If you set your threshold for contact at +10, your sales team could then be flagged about interest of visitor A. They could then reach out immediately with the information from the lead form.

2. Demographic components

Not all visitors to your site are equal. Not only the actions but also the discoverable attributes of the visitor are important to factor into your lead score. Consider two visitors to your marketing site:

  • Visitor A, a CEO of a 100+ employee fintech company, lands on your site through a Google search for your company name. They visit “Product”, “Pricing”, and “Customers” pages, read three articles on your blog and enter their information into a lead form for an upcoming webinar.
  • Visitor B, a sales rep from a 5-person marketing startup, lands on your site through a Google search for your company name. They visit “Product”, “Pricing”, and “Customers” pages, read three articles on your blog and enter their information into a lead form for an upcoming webinar.


Lead scoring through behavior and demographics

The activity is the same, the person is not. Lead scoring has to over-weight the CEO in this scenario so that this prospect is quickly brought to the attention of the sales team.

This demographic score is the most important part of your lead score as you can assign large weights to your ICP criteria. If your ideal customer profile is a large fintech company, then it's important that no matter what their behavior, your sales team is alerted to interest of a qualified lead. In this scenario you might score large companies +10 and fintech companies + 10 so that these always push you over your threshold.

You can obtain this demographic information either through long and detailed lead forms or third-party enrichment solutions.

3. Sales components

Finally, once the lead has been contacted by your sales team, you should continue to add to and update their lead score.

You can include sales activities such as emails, conversations, and meetings in your scoring model. For instance, every successful contact through phone or email could elicit a score of +5. This makes sure that interest from the prospect continues to equal stronger scoring in your model.

Combining components

When you have your behavioral activity score, your demographic/firmographic fit score, and your continual sales touch score you can add them together into a single lead score for that prospect.


Lead scoring model: Each individual component can go into your lead score, which in turn will automatically tell your sales team whether the lead is worth reaching out to or not.

While this is the ideal way to score, there can be some significant hurdles to implementation without engineering support. Luckily, there are some simple alternatives that can be built within your CRM or Marketing automation system.

Alternative scoring models:

  • If you have a well-designed ICP, you can score just on related demographic criteria. This allows you to establish a base model where only attributes that fit those criteria will be positively scored and each lead will need all attributes to reach threshold and go through to the sales team. This can be done directly in Salesforce, Marketo, or most other systems.
  • The next option is as described above plus behavioral attributes. Within your marketing automation system, you can combine demographic, firmographic, and behavioral attributes to create a close to perfect scoring system.

Where to start

If you're new to lead scoring, we suggest going for the first (simpler) option and building a demographic / firmographic scoring system.
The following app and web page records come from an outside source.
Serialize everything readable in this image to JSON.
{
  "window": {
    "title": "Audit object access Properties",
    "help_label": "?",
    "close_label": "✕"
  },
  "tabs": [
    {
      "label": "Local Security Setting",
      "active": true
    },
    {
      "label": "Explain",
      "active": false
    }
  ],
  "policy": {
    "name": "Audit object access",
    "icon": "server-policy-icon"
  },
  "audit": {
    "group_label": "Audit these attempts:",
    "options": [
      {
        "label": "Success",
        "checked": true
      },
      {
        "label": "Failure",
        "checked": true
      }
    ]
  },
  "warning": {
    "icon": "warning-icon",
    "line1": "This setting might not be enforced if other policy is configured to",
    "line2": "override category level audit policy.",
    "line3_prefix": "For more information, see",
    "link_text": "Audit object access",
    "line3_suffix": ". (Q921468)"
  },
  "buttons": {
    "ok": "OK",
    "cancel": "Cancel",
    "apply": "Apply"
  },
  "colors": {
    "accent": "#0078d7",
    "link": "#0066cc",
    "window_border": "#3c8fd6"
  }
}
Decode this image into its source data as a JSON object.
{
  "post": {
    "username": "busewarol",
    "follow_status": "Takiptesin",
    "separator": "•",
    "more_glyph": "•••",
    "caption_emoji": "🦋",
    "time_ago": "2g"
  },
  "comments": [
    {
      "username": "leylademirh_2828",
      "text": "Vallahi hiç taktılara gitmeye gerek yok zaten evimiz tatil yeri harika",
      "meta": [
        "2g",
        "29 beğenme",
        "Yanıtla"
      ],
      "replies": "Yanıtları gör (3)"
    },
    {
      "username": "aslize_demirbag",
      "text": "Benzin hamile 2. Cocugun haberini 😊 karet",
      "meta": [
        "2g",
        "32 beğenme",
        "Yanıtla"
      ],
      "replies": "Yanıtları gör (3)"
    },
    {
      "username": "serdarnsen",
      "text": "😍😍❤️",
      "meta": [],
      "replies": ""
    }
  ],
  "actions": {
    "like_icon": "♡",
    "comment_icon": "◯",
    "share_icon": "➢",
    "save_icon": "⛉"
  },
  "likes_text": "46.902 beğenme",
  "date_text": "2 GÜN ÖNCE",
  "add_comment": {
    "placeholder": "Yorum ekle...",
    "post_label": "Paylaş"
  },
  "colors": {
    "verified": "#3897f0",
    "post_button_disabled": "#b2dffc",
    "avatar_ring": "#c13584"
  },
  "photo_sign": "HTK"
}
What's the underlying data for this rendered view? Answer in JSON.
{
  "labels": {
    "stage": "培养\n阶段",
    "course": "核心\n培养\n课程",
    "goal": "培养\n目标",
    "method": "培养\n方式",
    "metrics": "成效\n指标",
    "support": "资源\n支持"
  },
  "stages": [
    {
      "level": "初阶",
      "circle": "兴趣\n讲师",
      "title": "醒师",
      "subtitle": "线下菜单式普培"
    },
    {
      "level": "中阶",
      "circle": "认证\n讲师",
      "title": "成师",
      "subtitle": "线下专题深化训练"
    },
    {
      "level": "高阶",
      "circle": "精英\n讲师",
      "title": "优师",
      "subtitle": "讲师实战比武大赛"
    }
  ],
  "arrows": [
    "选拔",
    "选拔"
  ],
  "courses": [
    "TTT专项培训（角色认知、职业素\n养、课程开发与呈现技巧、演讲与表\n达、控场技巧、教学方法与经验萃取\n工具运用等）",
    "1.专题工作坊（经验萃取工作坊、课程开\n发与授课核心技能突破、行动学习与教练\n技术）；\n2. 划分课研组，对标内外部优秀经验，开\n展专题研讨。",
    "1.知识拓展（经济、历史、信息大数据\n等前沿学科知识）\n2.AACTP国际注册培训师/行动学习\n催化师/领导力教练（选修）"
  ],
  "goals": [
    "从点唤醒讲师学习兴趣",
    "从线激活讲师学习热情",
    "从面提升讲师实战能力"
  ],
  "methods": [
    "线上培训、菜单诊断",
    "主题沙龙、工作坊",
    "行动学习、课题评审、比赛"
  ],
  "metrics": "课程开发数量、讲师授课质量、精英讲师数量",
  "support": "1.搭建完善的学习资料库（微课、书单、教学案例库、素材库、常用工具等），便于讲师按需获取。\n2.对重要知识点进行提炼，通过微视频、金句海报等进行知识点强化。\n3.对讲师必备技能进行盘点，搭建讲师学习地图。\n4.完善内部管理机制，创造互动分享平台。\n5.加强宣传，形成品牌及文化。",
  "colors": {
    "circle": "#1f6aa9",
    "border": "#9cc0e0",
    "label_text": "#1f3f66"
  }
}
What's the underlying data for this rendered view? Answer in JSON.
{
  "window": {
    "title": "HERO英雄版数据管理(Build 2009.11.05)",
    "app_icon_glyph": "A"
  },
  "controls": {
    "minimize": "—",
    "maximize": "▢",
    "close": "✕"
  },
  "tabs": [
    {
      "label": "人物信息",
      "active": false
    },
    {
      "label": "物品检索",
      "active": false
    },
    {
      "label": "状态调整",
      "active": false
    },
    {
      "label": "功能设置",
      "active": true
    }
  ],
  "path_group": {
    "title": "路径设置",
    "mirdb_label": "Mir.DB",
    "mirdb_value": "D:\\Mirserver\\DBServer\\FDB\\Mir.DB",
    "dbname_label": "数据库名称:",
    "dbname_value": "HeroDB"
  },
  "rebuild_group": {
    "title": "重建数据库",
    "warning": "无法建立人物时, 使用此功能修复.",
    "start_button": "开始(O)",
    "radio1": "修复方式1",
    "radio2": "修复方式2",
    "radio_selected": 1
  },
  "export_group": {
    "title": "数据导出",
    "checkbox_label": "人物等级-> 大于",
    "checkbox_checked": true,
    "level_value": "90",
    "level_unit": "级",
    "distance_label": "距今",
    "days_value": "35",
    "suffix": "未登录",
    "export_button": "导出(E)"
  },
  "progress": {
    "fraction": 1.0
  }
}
It will produce a score that closely matches your successful customers. It also requires little set up, whereas the other version will require some instrumentation of your site / system to capture behaviors.

Lead qualification isn't particularly difficult, but it is extremely important. When you aren't qualifying leads, you are wasting time and money. But more importantly, if you aren't qualifying leads efficiently, using automated lead scoring or basing your process on your ideal customers, you are also wasting time and money.

If you're using Salesforce, checkout our tutorial on building your own lead scoring system right within SFDC.